The Public Student Loan Forgiveness (PSLF) program might be on the chopping block for the new administration’s budget. According to the Washington Post, people who will qualify for forgiveness this year will not be affected, but those who were betting their education on the PSLF will need to rethink their strategy.
College comes with a hefty price tag. The PSLF program has been a factor that many students consider when deciding to enroll in college or when choosing a career.
Public sector and not-for-profit jobs typically offer lower pay rates than the for-profit job sector. But students will often graduate with the same load of student loan debt as their counterparts who enter the private sector.
That means a social worker who helps children might only make $30,000 a year but still carry that $80,000 student loan debt from undergraduate and graduate school that qualified him or her for the job as a social worker. PSLF helped to fill in that gap in pay by allowing student loans to be forgiven after a certain length of time.
What is the PSLF program?

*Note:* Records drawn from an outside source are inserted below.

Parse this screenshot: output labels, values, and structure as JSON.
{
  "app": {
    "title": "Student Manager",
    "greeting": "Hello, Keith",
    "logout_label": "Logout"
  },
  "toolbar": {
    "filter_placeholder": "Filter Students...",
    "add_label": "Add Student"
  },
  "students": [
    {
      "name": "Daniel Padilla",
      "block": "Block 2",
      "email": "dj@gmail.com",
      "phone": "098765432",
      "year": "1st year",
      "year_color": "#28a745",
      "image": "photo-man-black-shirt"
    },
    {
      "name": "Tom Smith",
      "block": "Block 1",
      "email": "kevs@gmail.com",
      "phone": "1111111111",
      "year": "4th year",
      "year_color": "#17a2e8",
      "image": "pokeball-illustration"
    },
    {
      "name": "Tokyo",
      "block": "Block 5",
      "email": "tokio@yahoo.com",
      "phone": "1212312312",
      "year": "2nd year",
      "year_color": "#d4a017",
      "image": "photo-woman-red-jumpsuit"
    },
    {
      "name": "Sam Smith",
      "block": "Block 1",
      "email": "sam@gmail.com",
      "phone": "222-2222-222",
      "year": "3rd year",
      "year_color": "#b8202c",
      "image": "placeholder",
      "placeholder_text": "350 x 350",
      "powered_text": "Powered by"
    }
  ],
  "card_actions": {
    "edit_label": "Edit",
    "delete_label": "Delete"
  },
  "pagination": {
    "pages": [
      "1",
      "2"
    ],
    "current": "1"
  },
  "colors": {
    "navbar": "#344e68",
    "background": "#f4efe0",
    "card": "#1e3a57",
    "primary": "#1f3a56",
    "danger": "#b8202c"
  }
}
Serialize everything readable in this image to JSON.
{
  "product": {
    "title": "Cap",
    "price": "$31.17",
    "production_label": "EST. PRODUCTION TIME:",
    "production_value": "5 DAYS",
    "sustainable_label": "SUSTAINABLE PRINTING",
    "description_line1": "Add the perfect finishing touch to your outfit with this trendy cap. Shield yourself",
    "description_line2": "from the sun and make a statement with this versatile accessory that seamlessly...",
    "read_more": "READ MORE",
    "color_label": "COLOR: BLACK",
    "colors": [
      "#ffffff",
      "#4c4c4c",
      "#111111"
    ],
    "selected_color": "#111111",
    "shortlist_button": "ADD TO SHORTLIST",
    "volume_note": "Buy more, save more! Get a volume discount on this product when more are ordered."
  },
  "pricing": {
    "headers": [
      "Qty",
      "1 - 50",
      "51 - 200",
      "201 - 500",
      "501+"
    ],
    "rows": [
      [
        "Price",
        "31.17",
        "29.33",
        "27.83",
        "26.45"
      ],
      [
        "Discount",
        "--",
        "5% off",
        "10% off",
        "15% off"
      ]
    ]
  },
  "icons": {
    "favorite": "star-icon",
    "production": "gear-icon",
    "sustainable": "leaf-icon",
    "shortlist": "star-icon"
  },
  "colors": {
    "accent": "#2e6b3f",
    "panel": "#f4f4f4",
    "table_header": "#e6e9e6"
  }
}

The PSLF program began in 2007 as a means to help public sector employees pay off their student loans. It was also used as an incentive for people to join public sector jobs because they wouldn’t need to worry about their student loans and how they would be able to pay them off when starting with lower salaries. Graduates needed to enter work for a qualifying not-for-profit or public sector organization and make on-time student loan payments for 10 years in order to qualify. Paperwork would need to be filed every year to confirm status.
As long as the graduate stayed in the public and not-for-profit sector, it really didn’t matter where they worked. Changing organizations had no bearing on qualifying for the forgiveness as long as the organizations were PSLF eligible. The program was not an incentive to stay at a particular organization but rather an incentive to stay working in the public sector.
Qualifying for the PSLF program used to mean getting an approval letter from FedLoan Servicing that stated the employer fit the requirements for PSLF-qualified employment. But now the Department of Education, under its new administration, is calling all of those letters into question. Some people might find out that their 10 years of service and approval letters don’t mean anything.
Retain and incentivize employees
While this is helpful for retention on a national level, it doesn’t do much for an individual company’s or a city’s retention. And with the possibility that PSLF might go away, what can companies do to fill in that gap?
Take a look at Memphis, Tennessee. This city has offered its employees a student loan repayment program in which the city pays $50 a month toward student loans for employees who have worked for the municipality for a year or more.
Memphis wanted to recruit and retain more workers, especially in the departments for public safety. City officials had taken note of a report that showed the rate for student loan debt in their city and what it would mean for their workers.
Perhaps other cities will begin to follow suit and offer student loan paydown plans to retain their employees. Fighting the so-called Brain Drain requires understanding what your citizens need and finding the right mix of incentives and benefits to not only keep people in your city but also draw more people to live and work there.